In 2016, Hillary Clinton made Trump president; in 2020, Joe Biden is making Trump presidential. Which was more unlikely is debatable; what is clear in both is that Democrats have done something Trump alone could not have accomplished. Coronavirus has brought about Trump’s resurgence and Biden’s disappearance, opening a perception gap that will be hard to close in the next eight months.
Four years ago, Hillary Clinton turned the inevitable into the impossible and made Trump president. She campaigned abysmally. She won the party’s lowest popular vote percentage since her husband’s in 1992. She turned a popular vote victory into the party’s lowest electoral vote total since Michael Dukakis in 1988.
Biden now appears intent on rewriting the adage “absence makes the heart fonder” into “absence makes Trump a second-termer.” If Hillary turned inevitable into impossible and Trump into president, Biden is about to turn the impossible into the unthinkable by turning Trump from president into presidential.
Of course, Biden had help. Democrats’ impeachment fiasco allowed Trump to be acquitted by Senate majorities and his presidency to be validated. Then there was the Iowa debacle, where the party could not run caucuses but aspired to run the country. Next was their State of the Union performance, where bitterness turned into pettiness in front of the whole country.
Democrats’ bad primary season only furthered Trump’s transformation. Democrats went from a crowded and confused field to a confused front-runner. To avoid Biden’s increasing mistakes, he adopted a strategy of decreasing his exposure and letting his surge in momentum carry him across the finish line — and away from public scrutiny.
Biden’s “No Show Joe” gambit was as understandable as it was unavoidable. His public mistakes were increasing and becoming more severe. They threatened his viability for nomination and November. Encountering live give-and-take only heightened his camp’s concerns. So they ceased it.
But this avoidance strategy’s coincidence with coronavirus could not have been worse for Biden. His virtual presence during the coronavirus crisis cannot keep pace with Trump’s omnipresence. While Biden has been nowhere, Trump has been everywhere — in person, on the Hill, at press conferences, on TV, and tweeting — and seemingly non-stop. It has been “No Show” versus “On the Go.”
The coronavirus crisis has played to Trump’s predilection for active unilateralism and his constitutional role as commander-in-chief. It has justified his modus operandi and forced Democrats to go from critics of his executive authority to followers. But even congressional Democrats have far outpaced Biden’s presence. Biden is an afterthought, a footnote to Trump’s story.
Biden’s strategy had been to avoid the public and his weaknesses while letting opponents’ weaknesses doom them. But so far, people have seen Trump’s handling of coronavirus as a strength, not a weakness at all. In contrast, it is impossible to see Biden doing what Trump is doing — if for no other reason than it has been impossible to see Joe.
Coronavirus has elevated Trump and relegated Biden.

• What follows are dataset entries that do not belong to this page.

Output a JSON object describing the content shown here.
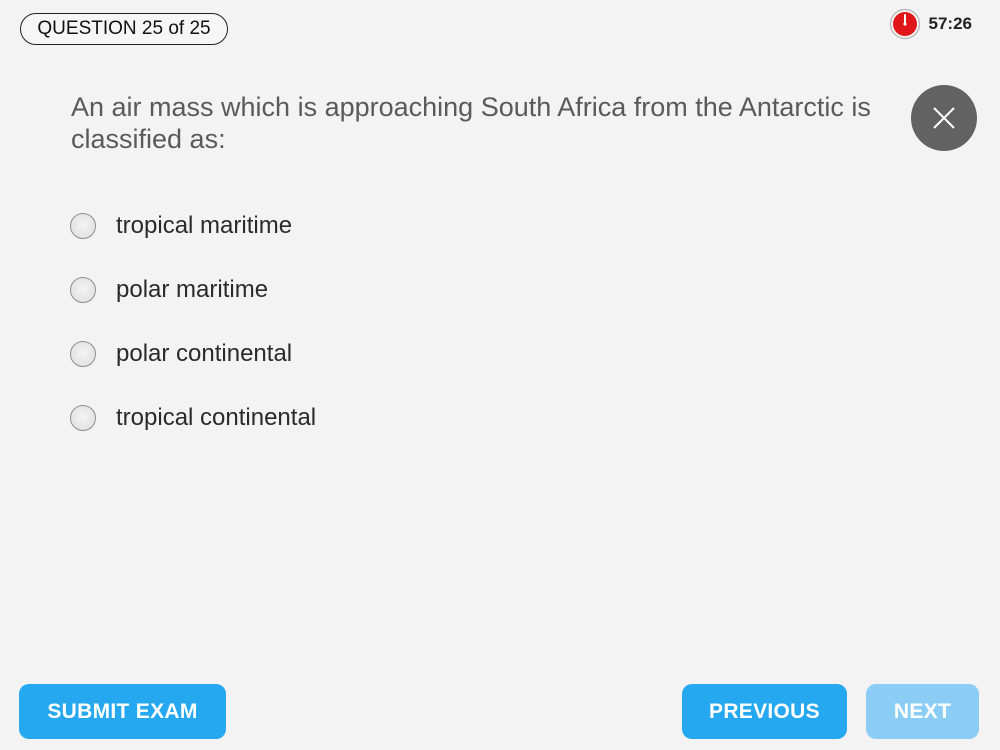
{
  "header": {
    "question_counter": "QUESTION 25 of 25",
    "timer_text": "57:26",
    "timer_icon": "stopwatch-icon",
    "timer_color": "#e0161b"
  },
  "question": {
    "text": "An air mass which is approaching South Africa from the Antarctic is classified as:"
  },
  "options": [
    {
      "label": "tropical maritime",
      "selected": false
    },
    {
      "label": "polar maritime",
      "selected": false
    },
    {
      "label": "polar continental",
      "selected": false
    },
    {
      "label": "tropical continental",
      "selected": false
    }
  ],
  "close_button": {
    "icon": "close-icon"
  },
  "footer": {
    "submit_label": "SUBMIT EXAM",
    "previous_label": "PREVIOUS",
    "next_label": "NEXT",
    "next_disabled": true,
    "accent_color": "#25a8f0",
    "disabled_color": "#8ccdf6"
  }
}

Some of this was inevitable; crises make presidents focal points. Still, this time it has been accentuated to a far greater degree than normal or expected.
Democrats have expected Trump to play down to their worst impression of him. He has not, and most importantly, he has not to the audience that matters: the American public. Even if Democrats do not like it, they find themselves forced to go along and deliver him big wins — as with enactment in record time of the largest rescue effort in American history. The effect has been that Trump has never looked more presidential than he does confronting the coronavirus crisis.
Yet Trump has looked even more presidential because Biden has never looked less up to the presidency. If Trump did not live down to Democrats’ worst opinions of him, Biden has exacerbated their worst fears of him.
The effect is a dramatic presidential gap between Trump and Biden. In November, it is this gap voters will consider. Then the contest will not be one between Trump and a presidential ideal — the kind of comparison that keeps Trump’s presidential approval in the high 40 percentages — it will be one between Trump and Biden alone. In the case of coronavirus, it has been no contest at all.
Notice to Readers: The American Spectator and Spectator World are marks used by independent publishing companies that are not affiliated in any way. If you are looking for The Spectator World please click on the following link: https://thespectator.com/world.